WASHINGTON — The lawyer representing the group that supports Nevada's ban on same-sex couples' marriages made an explosive claim on Monday: He argued that a federal appeals court appears to have picked specific judges "in order to influence the outcome" of marriage cases.
Same-sex couples began marrying in Nevada on Oct. 9, following the decision of a three-judge panel of the 9th Circuit Court of Appeals two days earlier that the state's marriage ban is unconstitutional.
On Monday, the lawyer for the Coalition for the Protection of Marriage, Monte Stewart, requested a larger panel of the 9th Circuit to rehear the case.
One of the reasons he asked for the rehearing, he claimed, is the "high likelihood that the number of Judges [Stephen] Reinhardt and [Marsha] Berzon's assignments to the Relevant Cases, including this and the Hawaii and Idaho marriage cases (which we treat as one for these purposes), did not result from a neutral judge-assignment process."

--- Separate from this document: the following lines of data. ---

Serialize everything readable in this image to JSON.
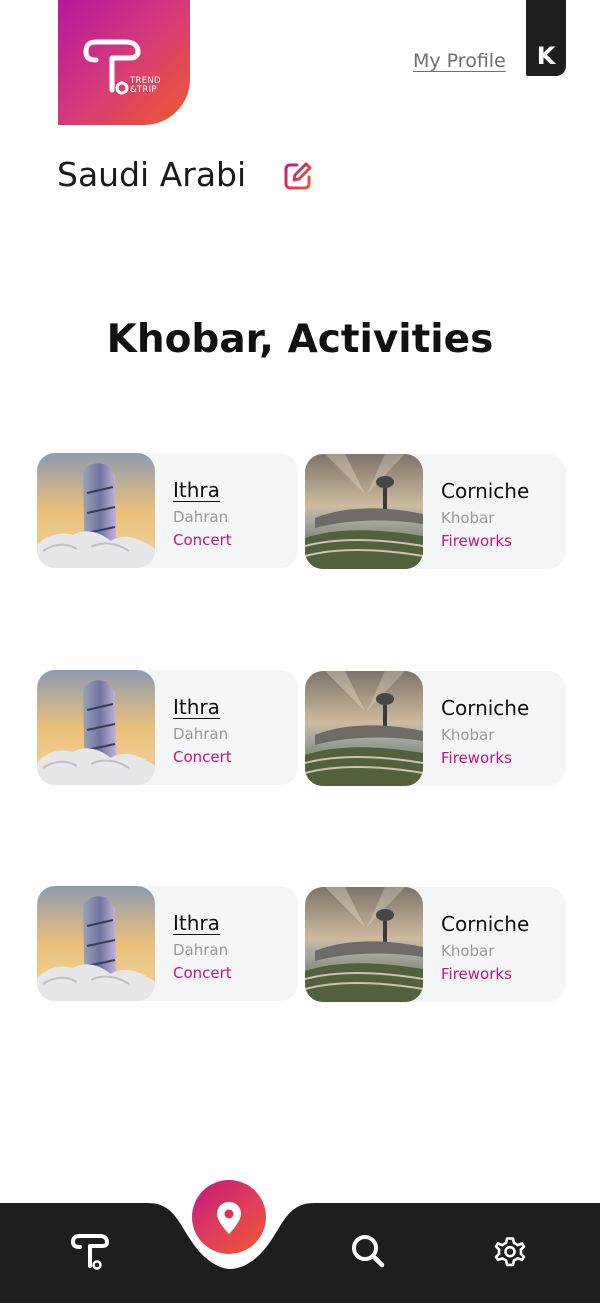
{
  "brand": {
    "logo_line1": "TREND",
    "logo_line2": "&TRIP",
    "colors": {
      "gradient_start": "#b5179e",
      "gradient_end": "#ef5a2a"
    }
  },
  "header": {
    "profile_link": "My Profile",
    "avatar_letter": "K"
  },
  "country": {
    "name": "Saudi Arabi",
    "edit_icon": "edit-icon"
  },
  "section": {
    "title": "Khobar, Activities"
  },
  "activities": [
    {
      "name": "Ithra",
      "location": "Dahran",
      "category": "Concert",
      "image": "ithra-photo"
    },
    {
      "name": "Corniche",
      "location": "Khobar",
      "category": "Fireworks",
      "image": "corniche-photo"
    },
    {
      "name": "Ithra",
      "location": "Dahran",
      "category": "Concert",
      "image": "ithra-photo"
    },
    {
      "name": "Corniche",
      "location": "Khobar",
      "category": "Fireworks",
      "image": "corniche-photo"
    },
    {
      "name": "Ithra",
      "location": "Dahran",
      "category": "Concert",
      "image": "ithra-photo"
    },
    {
      "name": "Corniche",
      "location": "Khobar",
      "category": "Fireworks",
      "image": "corniche-photo"
    }
  ],
  "bottom_nav": {
    "items": [
      "home-logo-icon",
      "location-pin-icon",
      "search-icon",
      "settings-gear-icon"
    ],
    "active": "location-pin-icon"
  }
}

Stewart wrote that the claim was the result of "[c]areful statistical analysis" by Dr. James H. Matis.
Stewart went further, writing, "The appearance of unfairness is not a close question here. Even without the aid of professional statisticians, a reasonable person will immediately sense that something is amiss when one judge out of more than thirty is assigned over a four and one-half year period to five of this Circuit's eleven cases involving the federal constitutional rights of gay men and lesbians, another to four of those cases, and both of them to the momentous 'gay marriage' cases."

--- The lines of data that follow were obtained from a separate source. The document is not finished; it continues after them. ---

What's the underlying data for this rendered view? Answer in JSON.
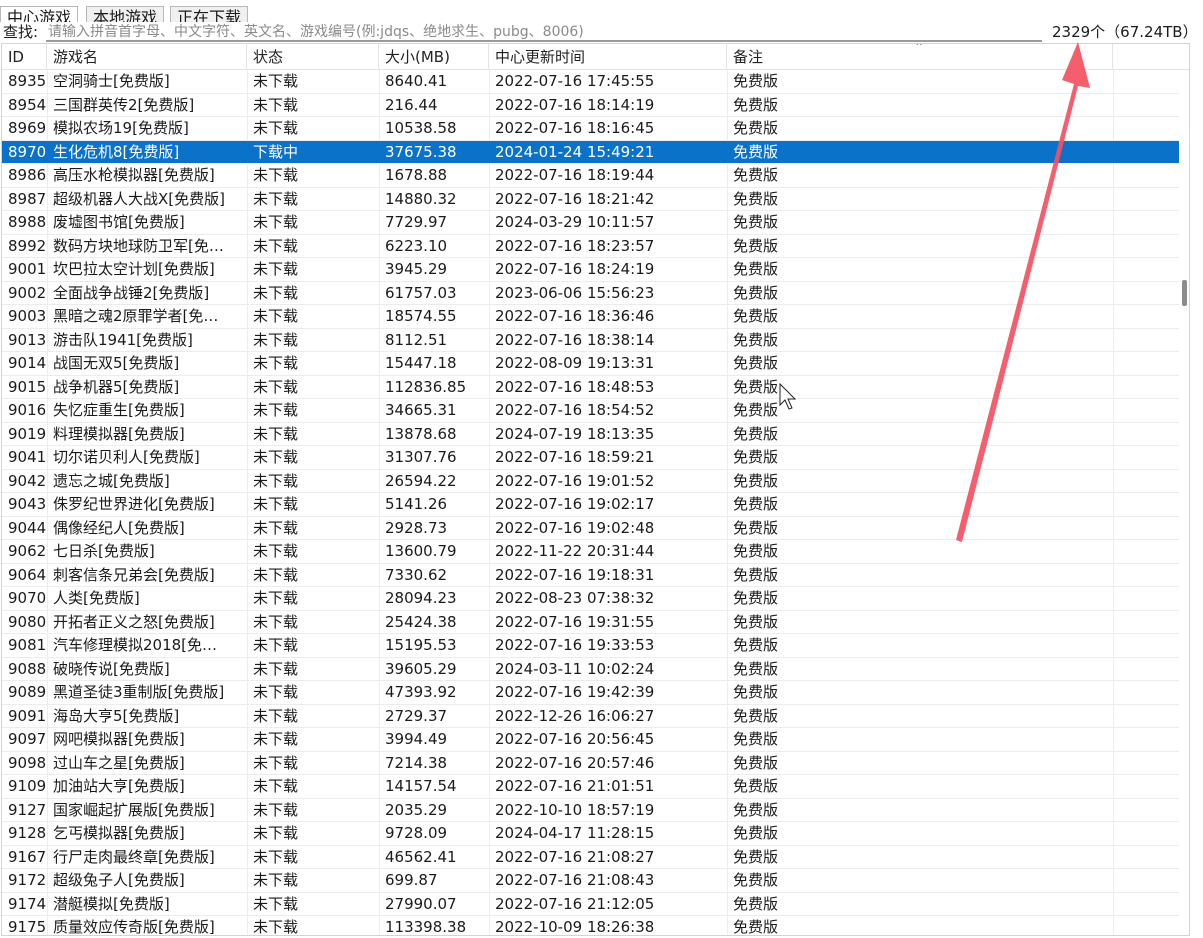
{
  "tabs": [
    "中心游戏",
    "本地游戏",
    "正在下载"
  ],
  "search": {
    "label": "查找:",
    "placeholder": "请输入拼音首字母、中文字符、英文名、游戏编号(例:jdqs、绝地求生、pubg、8006)"
  },
  "summary": {
    "count_text": "2329个（67.24TB）"
  },
  "table": {
    "columns": [
      "ID",
      "游戏名",
      "状态",
      "大小(MB)",
      "中心更新时间",
      "备注"
    ],
    "rows": [
      [
        "8935",
        "空洞骑士[免费版]",
        "未下载",
        "8640.41",
        "2022-07-16 17:45:55",
        "免费版"
      ],
      [
        "8954",
        "三国群英传2[免费版]",
        "未下载",
        "216.44",
        "2022-07-16 18:14:19",
        "免费版"
      ],
      [
        "8969",
        "模拟农场19[免费版]",
        "未下载",
        "10538.58",
        "2022-07-16 18:16:45",
        "免费版"
      ],
      [
        "8970",
        "生化危机8[免费版]",
        "下载中",
        "37675.38",
        "2024-01-24 15:49:21",
        "免费版"
      ],
      [
        "8986",
        "高压水枪模拟器[免费版]",
        "未下载",
        "1678.88",
        "2022-07-16 18:19:44",
        "免费版"
      ],
      [
        "8987",
        "超级机器人大战X[免费版]",
        "未下载",
        "14880.32",
        "2022-07-16 18:21:42",
        "免费版"
      ],
      [
        "8988",
        "废墟图书馆[免费版]",
        "未下载",
        "7729.97",
        "2024-03-29 10:11:57",
        "免费版"
      ],
      [
        "8992",
        "数码方块地球防卫军[免…",
        "未下载",
        "6223.10",
        "2022-07-16 18:23:57",
        "免费版"
      ],
      [
        "9001",
        "坎巴拉太空计划[免费版]",
        "未下载",
        "3945.29",
        "2022-07-16 18:24:19",
        "免费版"
      ],
      [
        "9002",
        "全面战争战锤2[免费版]",
        "未下载",
        "61757.03",
        "2023-06-06 15:56:23",
        "免费版"
      ],
      [
        "9003",
        "黑暗之魂2原罪学者[免…",
        "未下载",
        "18574.55",
        "2022-07-16 18:36:46",
        "免费版"
      ],
      [
        "9013",
        "游击队1941[免费版]",
        "未下载",
        "8112.51",
        "2022-07-16 18:38:14",
        "免费版"
      ],
      [
        "9014",
        "战国无双5[免费版]",
        "未下载",
        "15447.18",
        "2022-08-09 19:13:31",
        "免费版"
      ],
      [
        "9015",
        "战争机器5[免费版]",
        "未下载",
        "112836.85",
        "2022-07-16 18:48:53",
        "免费版"
      ],
      [
        "9016",
        "失忆症重生[免费版]",
        "未下载",
        "34665.31",
        "2022-07-16 18:54:52",
        "免费版"
      ],
      [
        "9019",
        "料理模拟器[免费版]",
        "未下载",
        "13878.68",
        "2024-07-19 18:13:35",
        "免费版"
      ],
      [
        "9041",
        "切尔诺贝利人[免费版]",
        "未下载",
        "31307.76",
        "2022-07-16 18:59:21",
        "免费版"
      ],
      [
        "9042",
        "遗忘之城[免费版]",
        "未下载",
        "26594.22",
        "2022-07-16 19:01:52",
        "免费版"
      ],
      [
        "9043",
        "侏罗纪世界进化[免费版]",
        "未下载",
        "5141.26",
        "2022-07-16 19:02:17",
        "免费版"
      ],
      [
        "9044",
        "偶像经纪人[免费版]",
        "未下载",
        "2928.73",
        "2022-07-16 19:02:48",
        "免费版"
      ],
      [
        "9062",
        "七日杀[免费版]",
        "未下载",
        "13600.79",
        "2022-11-22 20:31:44",
        "免费版"
      ],
      [
        "9064",
        "刺客信条兄弟会[免费版]",
        "未下载",
        "7330.62",
        "2022-07-16 19:18:31",
        "免费版"
      ],
      [
        "9070",
        "人类[免费版]",
        "未下载",
        "28094.23",
        "2022-08-23 07:38:32",
        "免费版"
      ],
      [
        "9080",
        "开拓者正义之怒[免费版]",
        "未下载",
        "25424.38",
        "2022-07-16 19:31:55",
        "免费版"
      ],
      [
        "9081",
        "汽车修理模拟2018[免…",
        "未下载",
        "15195.53",
        "2022-07-16 19:33:53",
        "免费版"
      ],
      [
        "9088",
        "破晓传说[免费版]",
        "未下载",
        "39605.29",
        "2024-03-11 10:02:24",
        "免费版"
      ],
      [
        "9089",
        "黑道圣徒3重制版[免费版]",
        "未下载",
        "47393.92",
        "2022-07-16 19:42:39",
        "免费版"
      ],
      [
        "9091",
        "海岛大亨5[免费版]",
        "未下载",
        "2729.37",
        "2022-12-26 16:06:27",
        "免费版"
      ],
      [
        "9097",
        "网吧模拟器[免费版]",
        "未下载",
        "3994.49",
        "2022-07-16 20:56:45",
        "免费版"
      ],
      [
        "9098",
        "过山车之星[免费版]",
        "未下载",
        "7214.38",
        "2022-07-16 20:57:46",
        "免费版"
      ],
      [
        "9109",
        "加油站大亨[免费版]",
        "未下载",
        "14157.54",
        "2022-07-16 21:01:51",
        "免费版"
      ],
      [
        "9127",
        "国家崛起扩展版[免费版]",
        "未下载",
        "2035.29",
        "2022-10-10 18:57:19",
        "免费版"
      ],
      [
        "9128",
        "乞丐模拟器[免费版]",
        "未下载",
        "9728.09",
        "2024-04-17 11:28:15",
        "免费版"
      ],
      [
        "9167",
        "行尸走肉最终章[免费版]",
        "未下载",
        "46562.41",
        "2022-07-16 21:08:27",
        "免费版"
      ],
      [
        "9172",
        "超级兔子人[免费版]",
        "未下载",
        "699.87",
        "2022-07-16 21:08:43",
        "免费版"
      ],
      [
        "9174",
        "潜艇模拟[免费版]",
        "未下载",
        "27990.07",
        "2022-07-16 21:12:05",
        "免费版"
      ],
      [
        "9175",
        "质量效应传奇版[免费版]",
        "未下载",
        "113398.38",
        "2022-10-09 18:26:38",
        "免费版"
      ]
    ],
    "selected_row_id": "8970"
  },
  "colors": {
    "selection": "#0a72c9",
    "annotation_arrow": "#f4505f"
  },
  "icons": {
    "sort": "sort-ascending-icon",
    "cursor": "mouse-cursor-icon",
    "arrow": "annotation-arrow-icon"
  }
}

In an affidavit filed and signed by Stewart with the filing, he noted the legal team's decision to obtain the analysis from Matis and includes Stewart's personal conclusion that the panel of judges that heard the Nevada marriage case was one of the most favorable possible panels for the same-sex couple plaintiffs and "among the least favorable" for "the man-woman marriage side." He then added that "such preferences and conclusions are known and understood by all at the Ninth Circuit involved with the judge-assignment process."
Because of this claimed "appearance of unfairness," Stewart argued in the request that an en banc rehearing is needed in order "to vindicate the values and integrity of [the appeals court's] own judge-assignment process."
Why Stewart argues this is a problem:
Where Stewart argues that all that matters is the "vivid appearance" of unfairness:
"Something is amiss," he argues:
Statistics "validate" this:
As such, a rehearing en banc is needed, Stewart concludes:
In addition to the filing, Stewart himself filed an affidavit in conjunction with the filing, noting the statistical analysis and adding this conclusion:
This post was updated to include information from Monte Stewart's affidavit.
The lawyers who brought the case on behalf of same-sex couples in Nevada responded to Monday's filing with a statement from Lambda Legal senior attorney Tara Borelli:
"The Coalition's claims of an improper judicial selection process are unfounded, desperate, and sad. We are embarrassed that they have stooped to attacking the integrity of our federal judiciary, rather than accepting an outcome they disagree with a modicum of grace.
"We are confident the Coalition's request for rehearing will be rejected, for at least two reasons. First, its arguments about the law have been rejected repeatedly, including in the Fourth, Seventh, and Tenth Circuit decisions that the Supreme Court just let stand - and with near unanimity by all the courts who have considered since Windsor whether our Constitution requires that same-sex couples be allowed to marry. Second, the Coalition lacks standing to seek further review on its own. The law is clear: an actual controversy must exist throughout all stages of litigation. Given that the only defendants actually affected by this litigation are the government officials who have been allowing same-sex couples to marry since last week, it's clear that there is no further controversy to resolve."